The challenge of consolidation
Treatment measures focus on preservation and prevention. Preliminary consolidation tests have revealed that the lifting layers of paint are extremely brittle, and rendering them more flexible to lay them down and ensure stable adhesion to the underlying paintwork is almost impossible. Alternative methods must be found that are suitable for working on the weakly bound, degraded tempera and allow adjustments to be made at any time to accommodate the variety of painting techniques.

Supported by:
Ars Rhenia Foundation for the trans-regional promotion of art and culture

Fig. 1
Augusto Giacometti, «The Circle of the Planets», oil on canvas 268 x 218 cm, 1907
Fig. 1
Augusto Giacometti, «The Circle of the Planets», oil on canvas 268 x 218 cm, 1907
Fig. 2
Use of extremely diluted paints leading to the formation of characteristic structures and paint runs, lower figure
Fig. 2
Use of extremely diluted paints leading to the formation of characteristic structures and paint runs, lower figure

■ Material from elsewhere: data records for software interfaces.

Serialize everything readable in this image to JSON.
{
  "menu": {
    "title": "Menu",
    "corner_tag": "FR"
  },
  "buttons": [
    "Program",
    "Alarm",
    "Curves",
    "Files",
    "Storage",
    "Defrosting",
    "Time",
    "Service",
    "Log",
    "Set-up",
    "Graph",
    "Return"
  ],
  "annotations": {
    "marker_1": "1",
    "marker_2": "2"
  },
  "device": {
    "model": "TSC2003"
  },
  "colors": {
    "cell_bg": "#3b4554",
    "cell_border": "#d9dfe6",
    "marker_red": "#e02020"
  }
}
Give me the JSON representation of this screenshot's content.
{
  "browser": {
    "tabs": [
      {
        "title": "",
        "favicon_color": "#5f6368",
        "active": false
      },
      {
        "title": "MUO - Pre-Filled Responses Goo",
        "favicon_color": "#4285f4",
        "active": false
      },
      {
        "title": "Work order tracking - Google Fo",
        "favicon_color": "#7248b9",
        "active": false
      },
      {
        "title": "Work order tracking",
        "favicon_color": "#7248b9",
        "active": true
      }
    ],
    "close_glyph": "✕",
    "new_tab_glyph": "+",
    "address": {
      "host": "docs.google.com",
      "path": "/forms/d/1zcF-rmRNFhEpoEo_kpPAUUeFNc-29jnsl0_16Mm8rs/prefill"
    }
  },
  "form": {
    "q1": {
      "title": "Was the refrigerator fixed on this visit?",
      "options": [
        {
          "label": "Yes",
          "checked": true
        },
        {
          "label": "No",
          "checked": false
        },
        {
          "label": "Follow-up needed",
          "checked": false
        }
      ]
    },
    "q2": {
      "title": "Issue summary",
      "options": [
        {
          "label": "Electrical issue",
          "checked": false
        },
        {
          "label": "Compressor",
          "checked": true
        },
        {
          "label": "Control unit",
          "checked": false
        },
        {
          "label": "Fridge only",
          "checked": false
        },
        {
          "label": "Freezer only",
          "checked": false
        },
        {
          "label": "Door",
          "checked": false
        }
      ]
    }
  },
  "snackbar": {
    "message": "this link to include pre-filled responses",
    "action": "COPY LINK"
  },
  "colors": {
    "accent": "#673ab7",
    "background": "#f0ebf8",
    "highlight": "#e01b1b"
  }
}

Fig. 3
Adhesion problems and paint layer losses in impasto areas in the background (width of illustrated area 5.5 cm)
Fig. 3
Adhesion problems and paint layer losses in impasto areas in the background (width of illustrated area 5.5 cm)
Fig. 4 
Lean tempera on thin underpainting: adhesion problems, losses of paint layer and discolouration resulting from consolidation media introduced earlier, right-hand figure
Fig. 4
Lean tempera on thin underpainting: adhesion problems, losses of paint layer and discolouration resulting from consolidation media introduced earlier, right-hand figure
Fig. 5
Macro photograph of severely loosened and lifting paint layers in raking light, right-hand figure (width of illustrated area 3.5 cm)
Fig. 5
Macro photograph of severely loosened and lifting paint layers in raking light, right-hand figure (width of illustrated area 3.5 cm)